[Records supplied]

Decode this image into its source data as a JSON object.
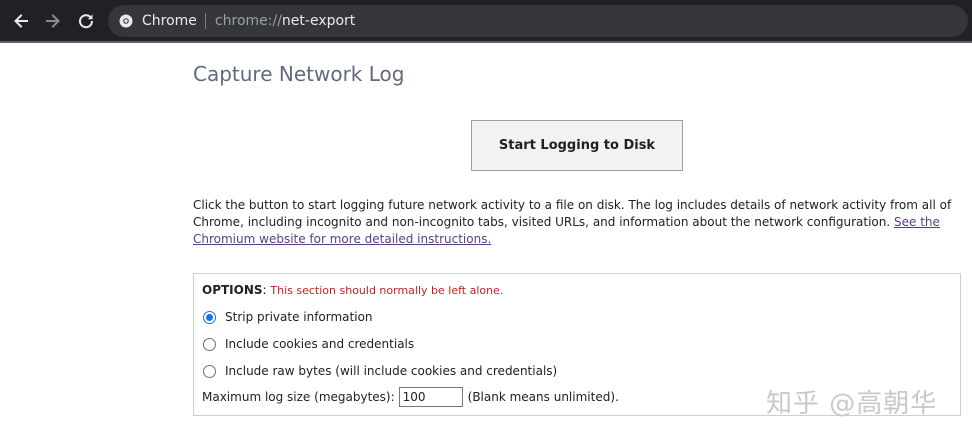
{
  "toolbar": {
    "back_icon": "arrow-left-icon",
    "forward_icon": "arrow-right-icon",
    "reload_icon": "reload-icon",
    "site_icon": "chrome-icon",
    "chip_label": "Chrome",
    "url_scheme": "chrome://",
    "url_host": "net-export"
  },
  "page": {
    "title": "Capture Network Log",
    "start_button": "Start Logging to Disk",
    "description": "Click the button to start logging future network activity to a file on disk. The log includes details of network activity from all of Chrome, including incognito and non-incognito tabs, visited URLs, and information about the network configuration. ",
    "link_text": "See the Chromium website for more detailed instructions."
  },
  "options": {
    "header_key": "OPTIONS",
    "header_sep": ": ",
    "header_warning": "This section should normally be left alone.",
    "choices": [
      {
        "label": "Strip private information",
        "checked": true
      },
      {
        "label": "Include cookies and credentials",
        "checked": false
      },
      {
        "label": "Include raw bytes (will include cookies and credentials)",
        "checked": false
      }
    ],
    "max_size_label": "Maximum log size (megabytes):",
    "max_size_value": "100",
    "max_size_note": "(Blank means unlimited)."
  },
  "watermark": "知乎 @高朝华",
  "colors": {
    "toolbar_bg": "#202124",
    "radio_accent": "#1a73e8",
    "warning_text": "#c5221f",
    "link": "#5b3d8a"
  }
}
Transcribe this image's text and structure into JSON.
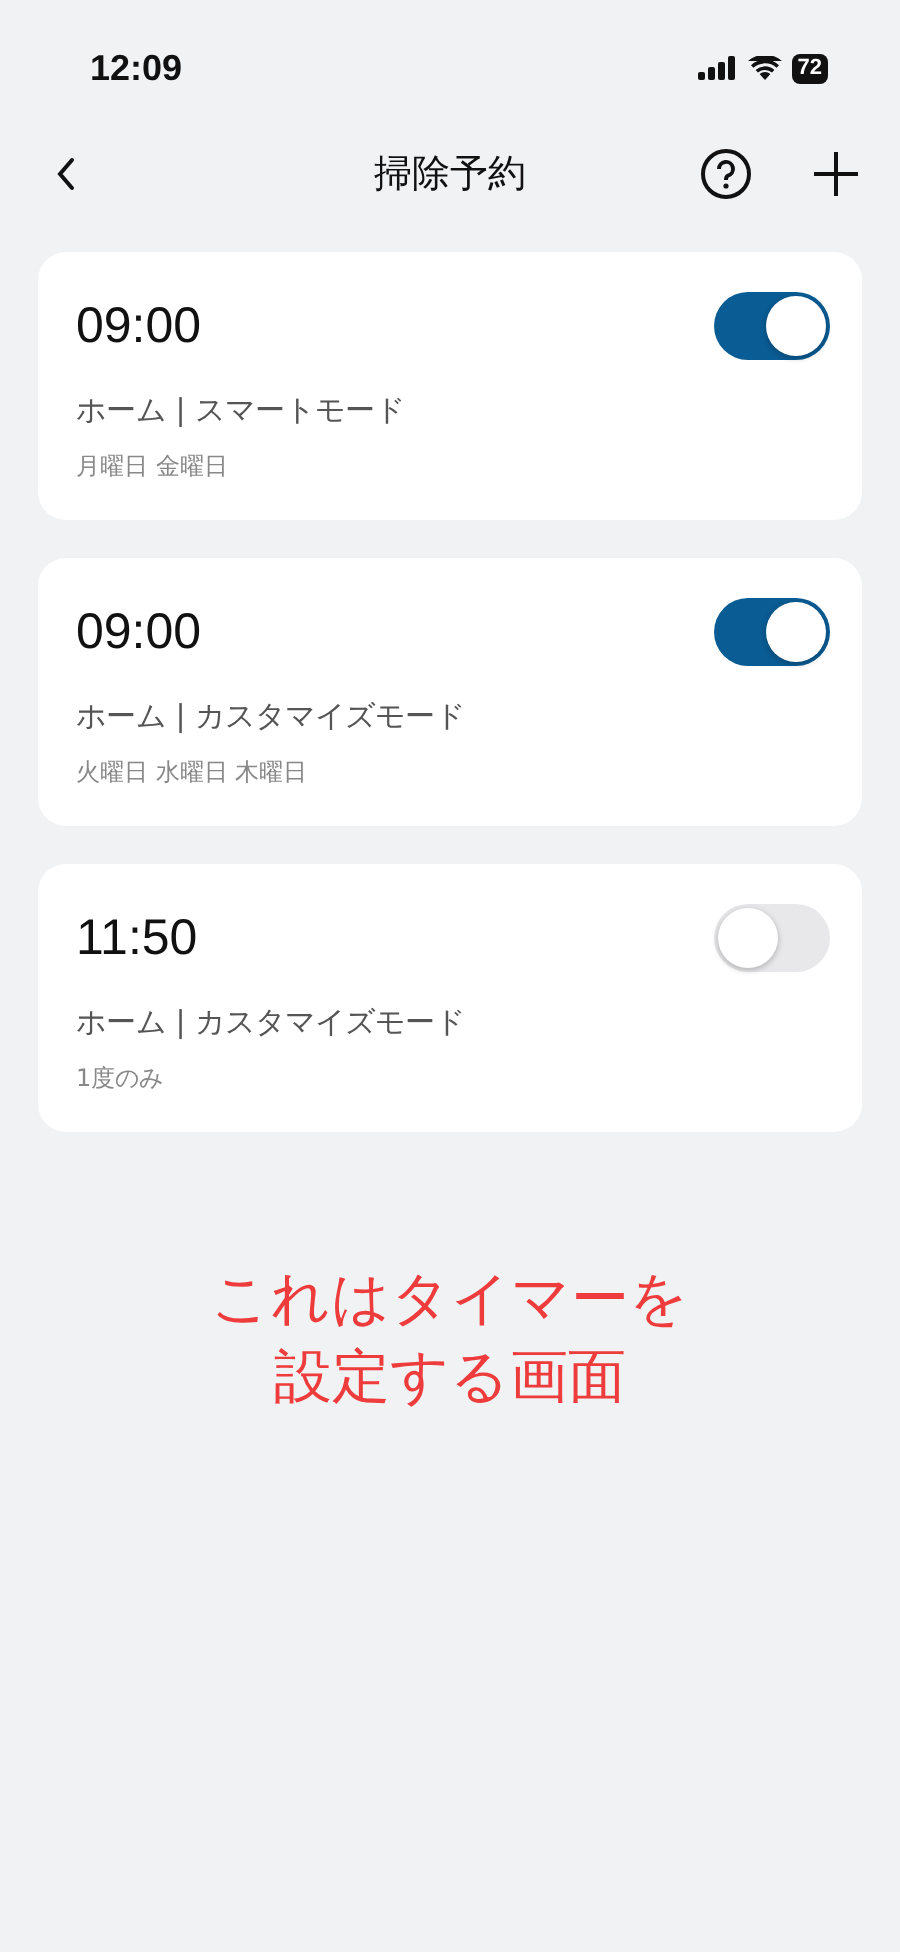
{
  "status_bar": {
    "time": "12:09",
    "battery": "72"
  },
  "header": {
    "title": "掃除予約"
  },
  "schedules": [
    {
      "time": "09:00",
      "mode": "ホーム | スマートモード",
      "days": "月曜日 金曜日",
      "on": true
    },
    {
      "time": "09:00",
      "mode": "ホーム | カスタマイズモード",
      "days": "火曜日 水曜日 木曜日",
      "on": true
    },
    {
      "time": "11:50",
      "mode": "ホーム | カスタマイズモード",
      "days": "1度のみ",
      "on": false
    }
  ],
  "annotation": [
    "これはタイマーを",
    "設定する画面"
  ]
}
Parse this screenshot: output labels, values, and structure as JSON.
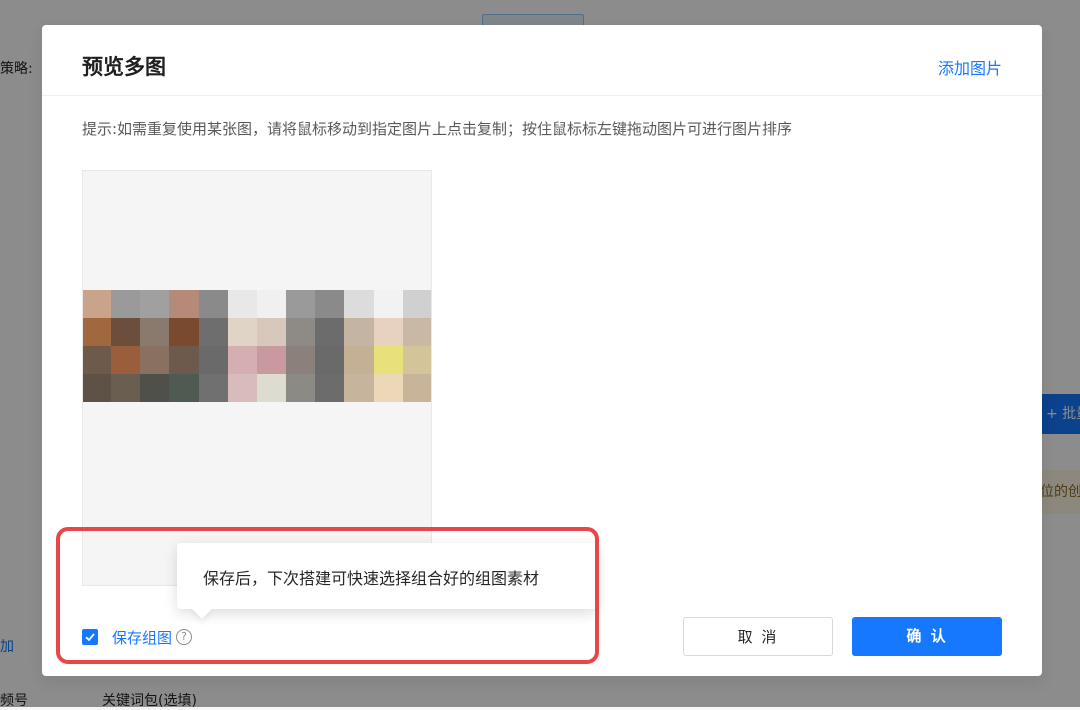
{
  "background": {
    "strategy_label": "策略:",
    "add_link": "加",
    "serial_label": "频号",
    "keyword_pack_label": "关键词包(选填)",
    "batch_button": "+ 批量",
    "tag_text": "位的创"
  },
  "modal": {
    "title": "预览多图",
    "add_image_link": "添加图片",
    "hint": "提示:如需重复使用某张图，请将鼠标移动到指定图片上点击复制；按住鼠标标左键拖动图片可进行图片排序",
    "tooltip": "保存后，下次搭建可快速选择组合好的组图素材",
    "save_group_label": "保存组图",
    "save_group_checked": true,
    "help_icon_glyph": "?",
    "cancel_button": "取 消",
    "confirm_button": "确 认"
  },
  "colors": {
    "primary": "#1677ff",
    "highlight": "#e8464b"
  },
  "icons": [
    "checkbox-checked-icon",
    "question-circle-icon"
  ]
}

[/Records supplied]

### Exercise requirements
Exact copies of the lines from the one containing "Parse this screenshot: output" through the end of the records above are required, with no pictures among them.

### Answer area
Parse this screenshot: output labels, values, and structure as JSON.
{
  "background": {
    "strategy_label": "策略:",
    "add_link": "加",
    "serial_label": "频号",
    "keyword_pack_label": "关键词包(选填)",
    "batch_button": "+ 批量",
    "tag_text": "位的创"
  },
  "modal": {
    "title": "预览多图",
    "add_image_link": "添加图片",
    "hint": "提示:如需重复使用某张图，请将鼠标移动到指定图片上点击复制；按住鼠标标左键拖动图片可进行图片排序",
    "tooltip": "保存后，下次搭建可快速选择组合好的组图素材",
    "save_group_label": "保存组图",
    "save_group_checked": true,
    "help_icon_glyph": "?",
    "cancel_button": "取 消",
    "confirm_button": "确 认"
  },
  "colors": {
    "primary": "#1677ff",
    "highlight": "#e8464b"
  },
  "icons": [
    "checkbox-checked-icon",
    "question-circle-icon"
  ]
}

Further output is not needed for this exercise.